Just Earth News | @justearthnews | 04 Mar 2021, 09:05 pm Print

Canada gov't lawyer urges court to ignore geopolitical winds of Meng case, focus on facts Canada

Image credit: Wikimedia Commons

Toronto/Sputnik: A British Columbia Supreme Court justice should ignore the geopolitical implications of the extradition process against Huawei executive Meng Wanzhou and focus on the facts, the lawyer representing the Canadian government said.

“The elephant in the room in this case has always been the geopolitical winds that swirl around. Yesterday, my friends tried to bring the elephant into this room. With respect, we urge you to focus on the facts and the law and leave the politics to politicians,” Robert Frater told Associate Chief Justice Heather Holmes during a hearing on Thursday.

“We’re confident that when you look at the facts and apply the law, you will dismiss this motion,” Frater said.

Meng’s lawyers have been arguing that former US President Donald Trump’s comments just days after Huawei Chief Financial Officer’s arrest in Vancouver made her a bargaining chip in the US-China trade war and amount to an abuse of process.

In an interview on December 11, 2018, Trump told Reuters that he would intervene in the case brought forward by the Justice Department against Meng if it would be beneficial to US national interests, including striking a trade deal with China favorable to the United States. At the time, the Trump administration had been engaged in negotiations with Beijing concerning a comprehensive trade deal between the two superpowers, the first phase of which was agreed upon in December 2019.
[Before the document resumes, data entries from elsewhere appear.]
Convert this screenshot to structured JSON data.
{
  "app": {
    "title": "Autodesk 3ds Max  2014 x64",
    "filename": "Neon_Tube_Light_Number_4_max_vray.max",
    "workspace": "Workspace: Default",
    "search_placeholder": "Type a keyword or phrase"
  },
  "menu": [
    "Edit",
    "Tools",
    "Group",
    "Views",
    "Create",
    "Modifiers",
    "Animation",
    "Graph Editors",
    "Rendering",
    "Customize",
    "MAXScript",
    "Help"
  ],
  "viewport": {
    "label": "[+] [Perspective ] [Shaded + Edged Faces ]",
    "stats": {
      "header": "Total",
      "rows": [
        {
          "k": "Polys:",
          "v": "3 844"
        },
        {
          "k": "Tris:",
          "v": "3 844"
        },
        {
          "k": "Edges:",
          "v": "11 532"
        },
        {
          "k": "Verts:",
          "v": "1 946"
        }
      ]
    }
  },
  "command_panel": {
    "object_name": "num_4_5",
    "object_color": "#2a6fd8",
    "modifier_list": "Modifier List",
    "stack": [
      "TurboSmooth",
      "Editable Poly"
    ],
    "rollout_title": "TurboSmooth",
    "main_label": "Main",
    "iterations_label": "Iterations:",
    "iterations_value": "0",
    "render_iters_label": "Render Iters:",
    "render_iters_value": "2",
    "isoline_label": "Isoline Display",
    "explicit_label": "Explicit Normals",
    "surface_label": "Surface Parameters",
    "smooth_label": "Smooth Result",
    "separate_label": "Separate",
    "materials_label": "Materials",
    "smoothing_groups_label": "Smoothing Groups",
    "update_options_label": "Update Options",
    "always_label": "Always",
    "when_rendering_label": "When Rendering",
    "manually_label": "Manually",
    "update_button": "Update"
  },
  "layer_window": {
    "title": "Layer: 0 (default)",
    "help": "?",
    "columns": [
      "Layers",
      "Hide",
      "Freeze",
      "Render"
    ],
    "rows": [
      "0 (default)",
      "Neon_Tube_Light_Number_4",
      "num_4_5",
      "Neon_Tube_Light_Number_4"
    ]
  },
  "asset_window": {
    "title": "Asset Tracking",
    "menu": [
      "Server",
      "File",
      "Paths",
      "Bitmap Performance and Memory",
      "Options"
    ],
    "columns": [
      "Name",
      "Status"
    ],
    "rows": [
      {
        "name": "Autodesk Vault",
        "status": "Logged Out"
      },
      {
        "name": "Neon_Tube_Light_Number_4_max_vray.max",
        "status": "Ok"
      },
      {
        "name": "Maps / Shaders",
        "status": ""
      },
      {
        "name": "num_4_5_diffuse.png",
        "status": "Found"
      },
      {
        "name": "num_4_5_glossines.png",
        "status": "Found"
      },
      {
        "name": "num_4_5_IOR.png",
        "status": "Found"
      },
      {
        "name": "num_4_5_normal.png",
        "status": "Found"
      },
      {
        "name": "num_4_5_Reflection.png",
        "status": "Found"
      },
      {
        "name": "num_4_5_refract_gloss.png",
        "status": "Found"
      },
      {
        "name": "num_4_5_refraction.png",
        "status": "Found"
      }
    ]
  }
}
Frater rejected this line of defense, saying that the basis for staying the proceedings based on allegations of abuse of process never existed, arguing that the assertions of Meng’s lawyers do not meet the legal threshold necessary for a stay. The legal counsel for the Canadian government added that if Trump’s comments represented a credible threat to Meng’s right to a free and fair trial, these concerns should have been raised from the onset and not only after other lines of defense had been rejected.
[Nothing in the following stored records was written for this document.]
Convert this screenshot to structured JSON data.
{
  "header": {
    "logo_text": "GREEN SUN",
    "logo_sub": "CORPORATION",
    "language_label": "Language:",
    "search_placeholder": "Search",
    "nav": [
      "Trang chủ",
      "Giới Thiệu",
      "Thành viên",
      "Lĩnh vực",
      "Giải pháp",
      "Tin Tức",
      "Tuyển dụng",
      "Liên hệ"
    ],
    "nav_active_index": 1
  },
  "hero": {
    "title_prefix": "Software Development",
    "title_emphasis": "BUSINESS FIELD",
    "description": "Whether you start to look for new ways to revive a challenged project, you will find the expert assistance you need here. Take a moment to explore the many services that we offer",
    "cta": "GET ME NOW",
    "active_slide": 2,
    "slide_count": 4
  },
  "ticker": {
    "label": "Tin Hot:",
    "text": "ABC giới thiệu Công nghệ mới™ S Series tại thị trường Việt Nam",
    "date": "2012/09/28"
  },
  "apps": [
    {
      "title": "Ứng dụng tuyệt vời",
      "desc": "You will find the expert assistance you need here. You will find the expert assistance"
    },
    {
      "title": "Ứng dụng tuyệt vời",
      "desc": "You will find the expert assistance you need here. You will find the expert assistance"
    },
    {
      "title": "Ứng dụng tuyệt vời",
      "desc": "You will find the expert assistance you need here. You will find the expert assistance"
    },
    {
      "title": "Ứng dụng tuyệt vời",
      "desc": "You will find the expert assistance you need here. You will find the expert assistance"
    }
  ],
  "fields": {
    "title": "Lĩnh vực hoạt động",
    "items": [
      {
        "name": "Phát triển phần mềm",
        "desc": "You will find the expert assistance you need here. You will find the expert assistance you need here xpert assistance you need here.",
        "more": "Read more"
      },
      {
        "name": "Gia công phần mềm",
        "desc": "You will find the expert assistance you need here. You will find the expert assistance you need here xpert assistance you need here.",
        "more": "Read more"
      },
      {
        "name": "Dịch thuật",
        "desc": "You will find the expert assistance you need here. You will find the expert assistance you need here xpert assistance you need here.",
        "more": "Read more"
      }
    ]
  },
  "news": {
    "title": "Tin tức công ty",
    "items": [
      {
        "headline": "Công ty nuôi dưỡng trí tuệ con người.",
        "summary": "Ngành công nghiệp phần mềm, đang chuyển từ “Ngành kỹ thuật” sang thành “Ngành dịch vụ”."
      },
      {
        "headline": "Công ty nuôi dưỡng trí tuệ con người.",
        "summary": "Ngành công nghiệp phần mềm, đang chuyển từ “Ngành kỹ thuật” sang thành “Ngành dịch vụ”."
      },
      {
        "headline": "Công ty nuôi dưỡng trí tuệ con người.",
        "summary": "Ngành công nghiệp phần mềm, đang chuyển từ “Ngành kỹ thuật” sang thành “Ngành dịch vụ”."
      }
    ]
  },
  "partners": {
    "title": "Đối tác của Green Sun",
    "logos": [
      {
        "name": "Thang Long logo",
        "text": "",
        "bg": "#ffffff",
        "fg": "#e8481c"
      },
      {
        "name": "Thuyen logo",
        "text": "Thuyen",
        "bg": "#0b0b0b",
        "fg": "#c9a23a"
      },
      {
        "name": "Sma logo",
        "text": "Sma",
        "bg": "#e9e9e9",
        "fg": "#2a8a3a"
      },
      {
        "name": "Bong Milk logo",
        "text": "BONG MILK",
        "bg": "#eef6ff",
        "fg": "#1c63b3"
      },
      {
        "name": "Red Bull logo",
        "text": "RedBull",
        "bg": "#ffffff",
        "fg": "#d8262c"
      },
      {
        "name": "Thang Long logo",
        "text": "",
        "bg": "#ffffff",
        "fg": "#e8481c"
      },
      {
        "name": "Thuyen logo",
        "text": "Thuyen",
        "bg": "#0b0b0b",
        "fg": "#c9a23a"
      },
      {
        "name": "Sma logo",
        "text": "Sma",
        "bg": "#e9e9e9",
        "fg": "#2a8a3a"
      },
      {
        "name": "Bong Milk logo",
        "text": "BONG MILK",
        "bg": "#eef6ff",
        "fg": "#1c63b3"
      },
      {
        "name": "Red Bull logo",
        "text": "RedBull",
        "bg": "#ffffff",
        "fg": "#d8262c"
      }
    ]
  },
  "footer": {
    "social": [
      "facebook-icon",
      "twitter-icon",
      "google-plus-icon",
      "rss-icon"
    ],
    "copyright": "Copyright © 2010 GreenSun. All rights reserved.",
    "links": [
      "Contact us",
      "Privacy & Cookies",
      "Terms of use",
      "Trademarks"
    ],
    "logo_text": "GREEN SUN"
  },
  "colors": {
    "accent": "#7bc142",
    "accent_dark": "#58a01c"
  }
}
Previously, the 49-year-old executive’s defense team applied to end the extradition proceedings, asserting that the case brought forward against her by the Justice Department violated the double criminality principle. However, Holmes dismissed the application in May, ruling that the double criminality requirement was met.

Meng, the daughter of Huawei founder and CEO Ren Zhengfei, was arrested on December 1, 2018 at Vancouver International Airport during a layover stop at the request of the US government.

Meng is wanted by US authorities for her alleged role in violating sanctions against Iran. The Justice Department alleges that Meng committed financial transgressions by misleading multinational financial conglomerate, HSBC, into approving more than $100 million in transactions that contravened US sanctions on Iran from 2010 to 2014.

Speaking to reporters on Wednesday, China’s ambassador in Canada, Cong Peiwu, reiterated calls for Canada to immediately release Meng and mend relations between the two nations.

The hearings in this extradition case are expected conclude in mid-May.